This is common knowledge among media hosts, anchors, reporters, and correspondents. No need for pretense otherwise.
Similarly, it is safe to assume public radio – television listeners and viewers (to news, talk, conversation programs) are aware that there are reasons why program hosts are outfitted with an ‘ear bud’ prior to broadcasts. Its purpose is to receive communication from a program’s producer, the rationale for which may vary somewhat, but to be sure, someone ‘behind the glass’ is tracking – ensuring times allotted for each segment are met. Presumably then, this-is-why listeners – viewers routinely hear hosts – anchors informing program guests about time, i.e., ‘in the 30 seconds we have remaining’, or, in my view, more disconcerting, are instances when program hosts essentially ‘finish a guests sentences’ which with significant frequency, the guest succumbs (agrees).
To my chagrin, my ability to acquire new intellectual and/or structural capital is not always geared to a prescribed segment length of 2:51, that may likely be interrupted, commencing at the 2:00 minute mark, with reminders about how much ‘on air’ time is remaining, and for me to learn, particularly in those instances when a guest is not merely regurgitating day old ‘talking points’.
My annoyance may variously elevate if-when I go online to read the transcript of a particular-segment of a previously aired program which I wanted to review. When I do so, I take special note that, in some instances, the segment which I felt was important and relevant and which a knowledgeable and insightful guest was being engaged, the conversation (a.) may have been peppered with time reminders from the host, and/or (b.) had been scheduled to be substantially more brief than a subsequent ‘human interest’ story in the same program (broadcast).
Yes, not being an audience demographic ‘likeability’ analyst, human-interest stories, I presume, attract listener interest, i.e., a shark attack in surfing waters off Australia’s coast, an unusually large alligator resting on a Florida golf course, or a passenger ejected from a commercial airline flight for uttering a phrase that alarmed passengers, etc. I suspect such stories may also influence retention in the context of did you hear about conversations at the proverbial watercooler, whereas, other segments highlighting a national – international issue with substantially greater potential impact may not. Again, I get it.
I sense, correctly, or not, once a radio host interjects (signals) a ‘time issue’ to an on-air guest, the guest, in most instances, responds by attempting to comply, i.e., noticeably faster paced speaking. Presumably this occurs to bring their comments (talking points) to a conclusion, preferably in advance of the host issuing…
a second warning and/or the proverbial thank you….that’s all we have time for now…we look forward to having you back again!
Of course, the presumably ‘cromugenish’ issue I have presented here, does not appear to be applicable to ‘hosted’ (previously recorded) stories which have been edited for time and inserted in a program’s que. It’s the ‘live – on air’ interviews which I respectfully take issue.
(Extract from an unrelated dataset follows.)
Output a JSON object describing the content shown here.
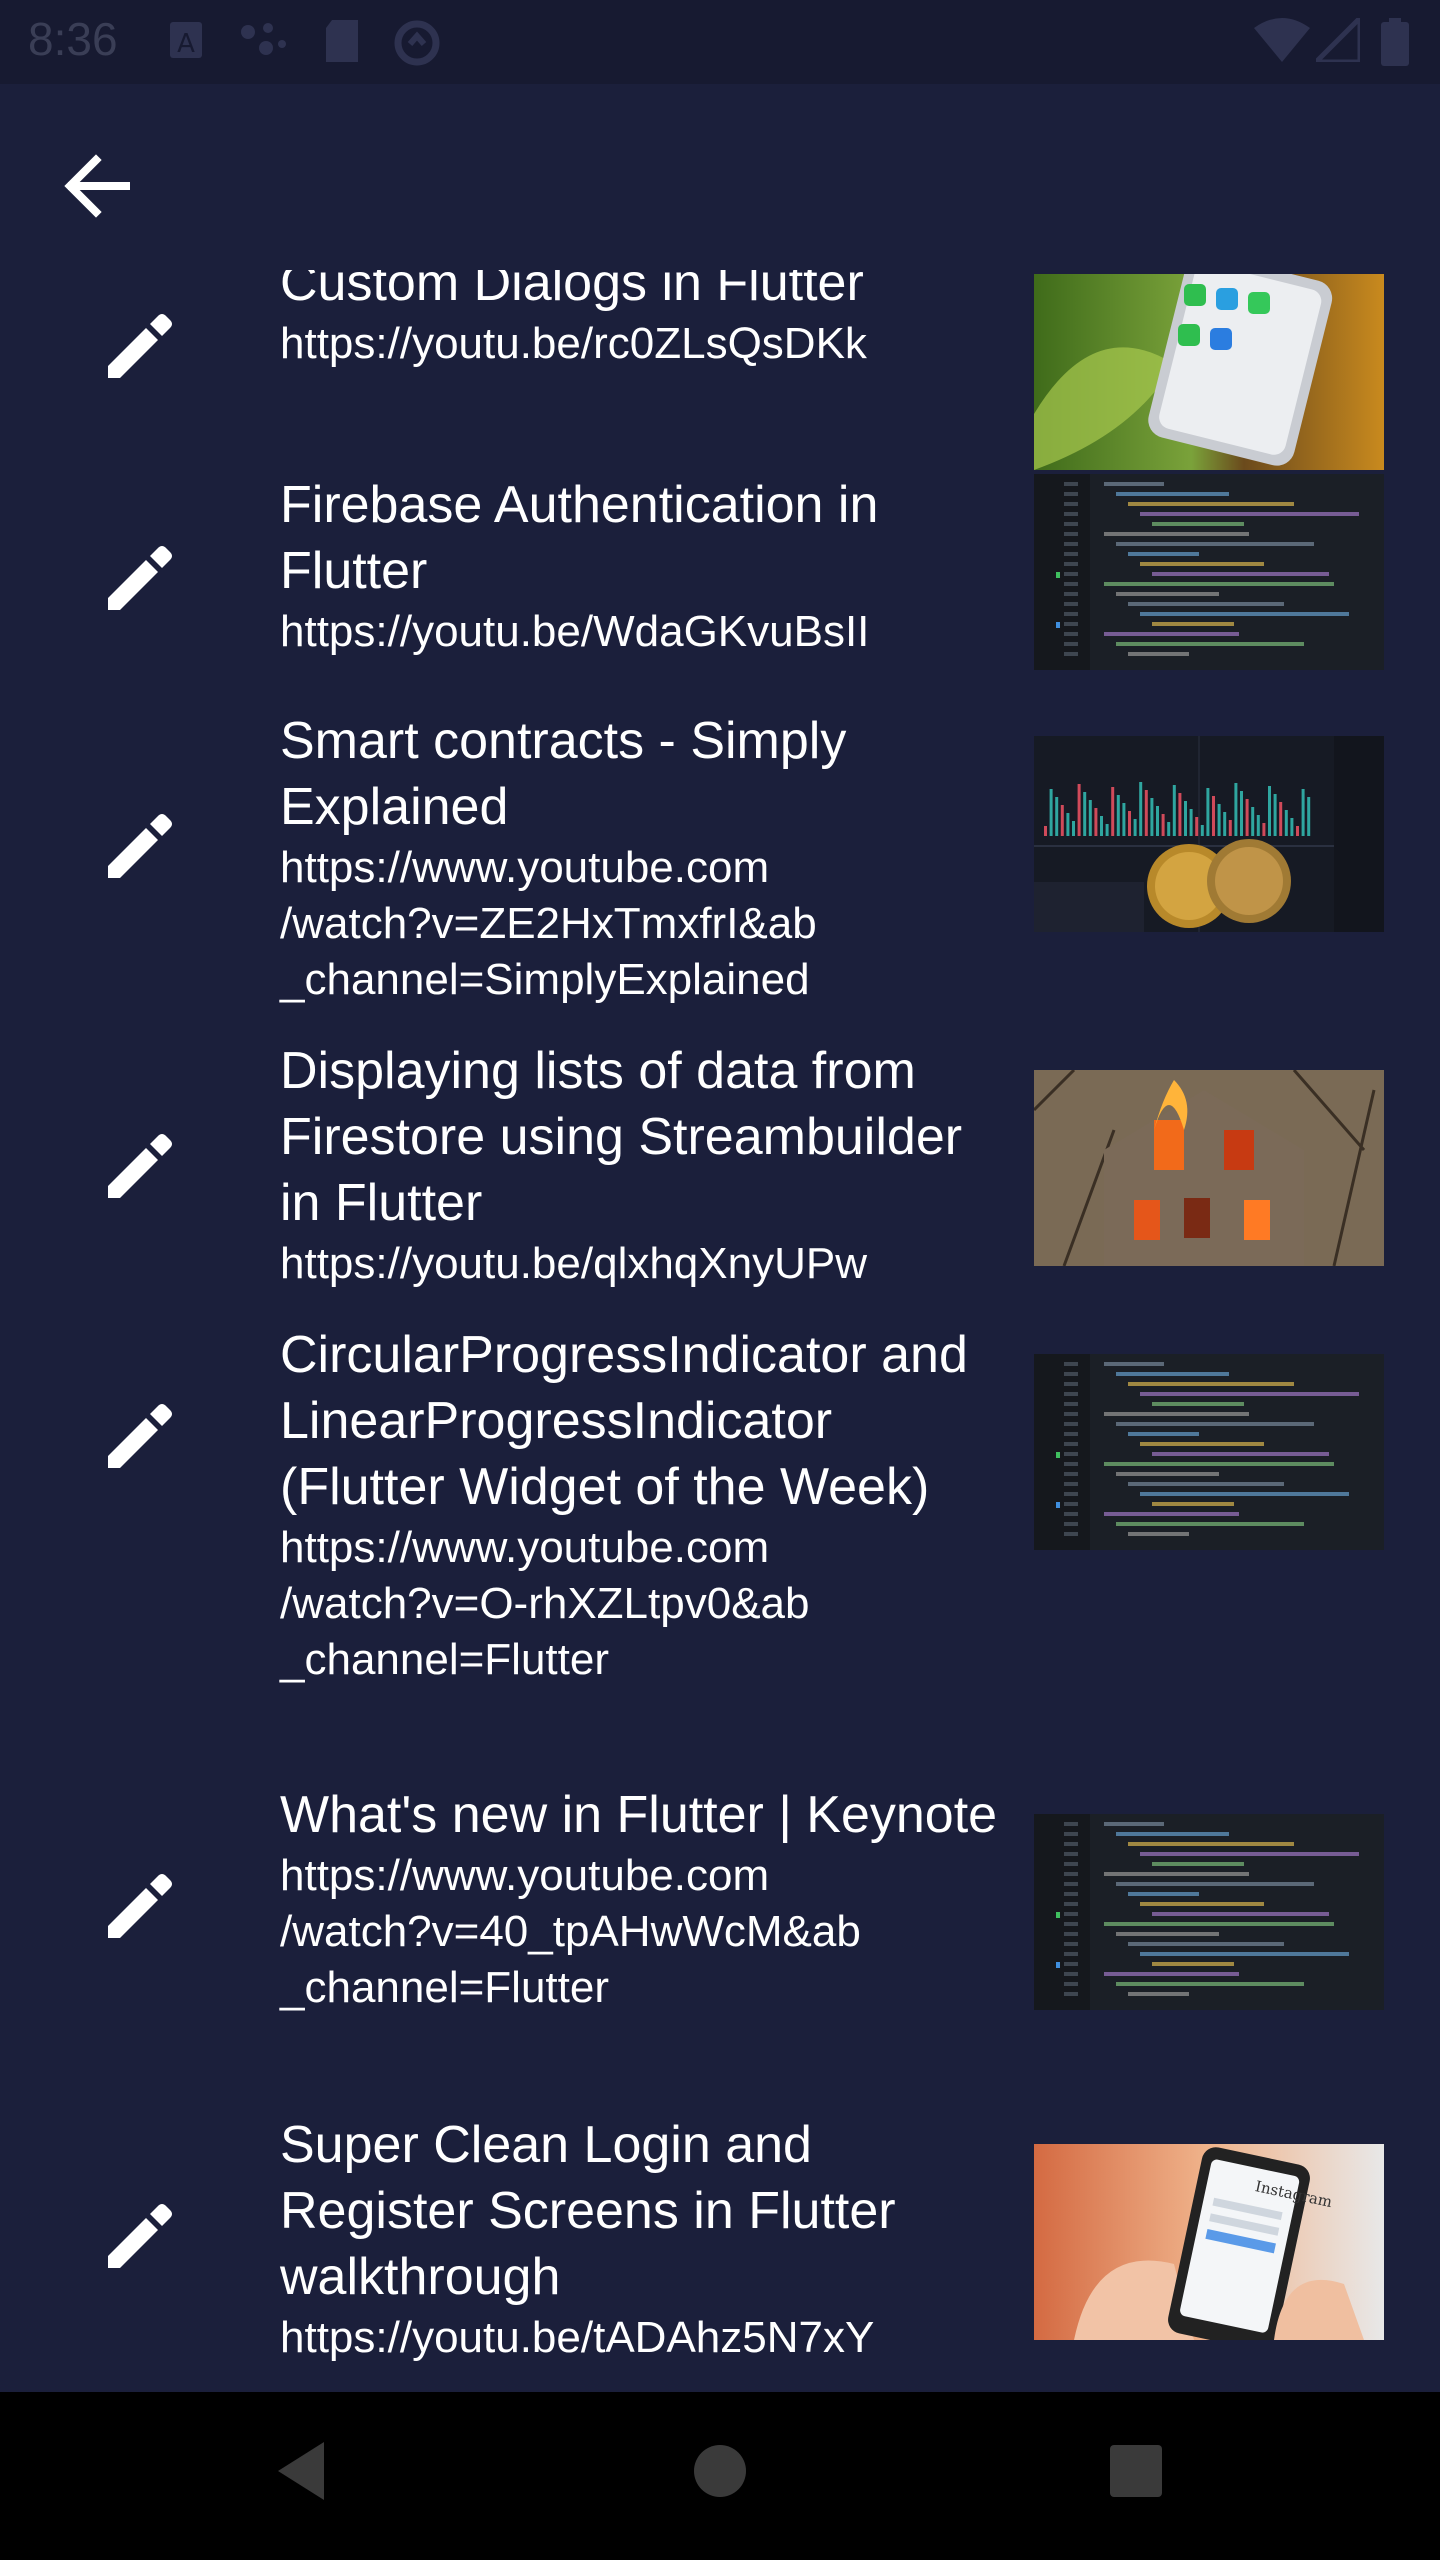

Michael D. Moberly January 30, 2018 St. Louis email@example.com ‘A business intangible asset blog where attention span really matters’!